Review by Ian Keogh
Arkham Asylum has long been the place where Batman’s insane enemies are locked away, begun with good intentions, yet neither adequately secure or adequate in rehabilitating, so not fit for purpose long before the tragic A-Day. However, Gotham needs some facility of its nature. Should the replacement still bear the tarnished name? What should the approach be, incarceration or rehabilitation? And where should the funding come from?
That might not sound fascinating to anyone wanting to see Batman punch the Joker’s lights out, but it’s a surprisingly compelling background to a story about a renewed version of a threat Batman thought ended in Fear State. That’s not the case, and whereas previously a feral individual threatened Gotham, it’s now an infestation, a far more difficult threat to combat, or even campaign against. The primary creative team of Mariko Tamaki and Dan Mora supply three chapters of the main story, Mora’s gloopy ever-evolving depiction of the threat excellent, while Tamaki traps Mayor Nakano and Batman together in the sewers. The politician and the vigilante are natural enemies, and the resulting heart to heart may change Gotham going forward. Tamaki and Mora’s third chapter begins with forebodings about the new Arkham Tower, and ends puzzlingly with Batman leaving Gotham, which is inadequately explained if it’s not a teaser for what’s to come.
Three shorter back-up chapters by Stephanie Phillips and David Lapham provide the lead-in to Shadows of the Bat: The Tower. It’s clever and surprising in reminding it’s not just Batman and the city who have an interest in what occurs in Arkham.
A real understated gem closes this collection. Tamaki and Matthew Rosenberg co-write the story of the first real violence Bruce Wayne saw during his youth, and the legacy of that incident for several people. It feeds into the arguments about Arkham, has some great art from Lapham, always the consummate storyteller, and really hits the spot. Looking back to Bruce Wayne’s brief time with his parents has become if not quite clichéd yet, certainly an over-used story device, usually to no great purpose, but this succeeds. Violence is integral to Batman and his world, and exploring his first encounter with it proves very satisfying, with the present day scenes also relevant.

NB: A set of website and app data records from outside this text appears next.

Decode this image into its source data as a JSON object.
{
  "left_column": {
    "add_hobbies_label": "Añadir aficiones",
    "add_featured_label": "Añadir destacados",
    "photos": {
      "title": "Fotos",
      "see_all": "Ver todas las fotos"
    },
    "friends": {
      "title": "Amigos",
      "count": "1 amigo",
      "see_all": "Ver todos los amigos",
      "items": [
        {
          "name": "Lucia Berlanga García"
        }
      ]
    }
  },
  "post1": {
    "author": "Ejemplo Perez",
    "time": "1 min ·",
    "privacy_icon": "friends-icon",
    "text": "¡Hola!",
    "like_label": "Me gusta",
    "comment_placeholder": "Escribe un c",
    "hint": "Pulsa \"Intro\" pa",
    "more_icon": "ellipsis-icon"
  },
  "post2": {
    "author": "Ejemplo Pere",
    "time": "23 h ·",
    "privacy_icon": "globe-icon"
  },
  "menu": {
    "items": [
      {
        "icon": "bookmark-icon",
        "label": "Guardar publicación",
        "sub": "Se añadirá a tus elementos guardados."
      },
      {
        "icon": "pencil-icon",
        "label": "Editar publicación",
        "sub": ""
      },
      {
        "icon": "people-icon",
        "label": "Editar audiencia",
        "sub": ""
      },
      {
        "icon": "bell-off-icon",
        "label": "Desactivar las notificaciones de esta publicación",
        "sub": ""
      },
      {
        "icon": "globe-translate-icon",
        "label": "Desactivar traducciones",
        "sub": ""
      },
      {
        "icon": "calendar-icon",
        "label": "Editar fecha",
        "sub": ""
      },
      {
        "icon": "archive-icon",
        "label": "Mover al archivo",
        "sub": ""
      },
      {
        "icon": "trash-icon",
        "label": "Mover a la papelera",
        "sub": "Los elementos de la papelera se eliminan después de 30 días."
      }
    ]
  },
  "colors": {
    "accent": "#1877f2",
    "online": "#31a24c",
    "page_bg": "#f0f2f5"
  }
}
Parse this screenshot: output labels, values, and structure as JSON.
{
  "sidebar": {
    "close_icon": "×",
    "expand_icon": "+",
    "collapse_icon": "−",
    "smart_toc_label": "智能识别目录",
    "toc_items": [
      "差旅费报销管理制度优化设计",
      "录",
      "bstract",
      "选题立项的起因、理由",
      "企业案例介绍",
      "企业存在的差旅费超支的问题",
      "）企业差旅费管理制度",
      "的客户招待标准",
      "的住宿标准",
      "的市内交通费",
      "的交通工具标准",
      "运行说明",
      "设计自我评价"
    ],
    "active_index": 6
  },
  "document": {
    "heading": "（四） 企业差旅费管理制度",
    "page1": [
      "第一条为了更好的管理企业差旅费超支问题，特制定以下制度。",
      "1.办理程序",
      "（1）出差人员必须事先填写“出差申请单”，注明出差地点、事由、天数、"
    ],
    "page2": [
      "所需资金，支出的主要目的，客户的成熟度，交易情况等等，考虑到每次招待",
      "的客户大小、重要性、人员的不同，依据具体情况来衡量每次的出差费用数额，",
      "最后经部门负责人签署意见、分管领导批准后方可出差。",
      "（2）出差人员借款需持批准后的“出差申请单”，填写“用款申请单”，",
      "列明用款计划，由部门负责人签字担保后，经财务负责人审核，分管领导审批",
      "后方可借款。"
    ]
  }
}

Batman’s in really safe hands with Tamaki, and both artists match her enthusiasm.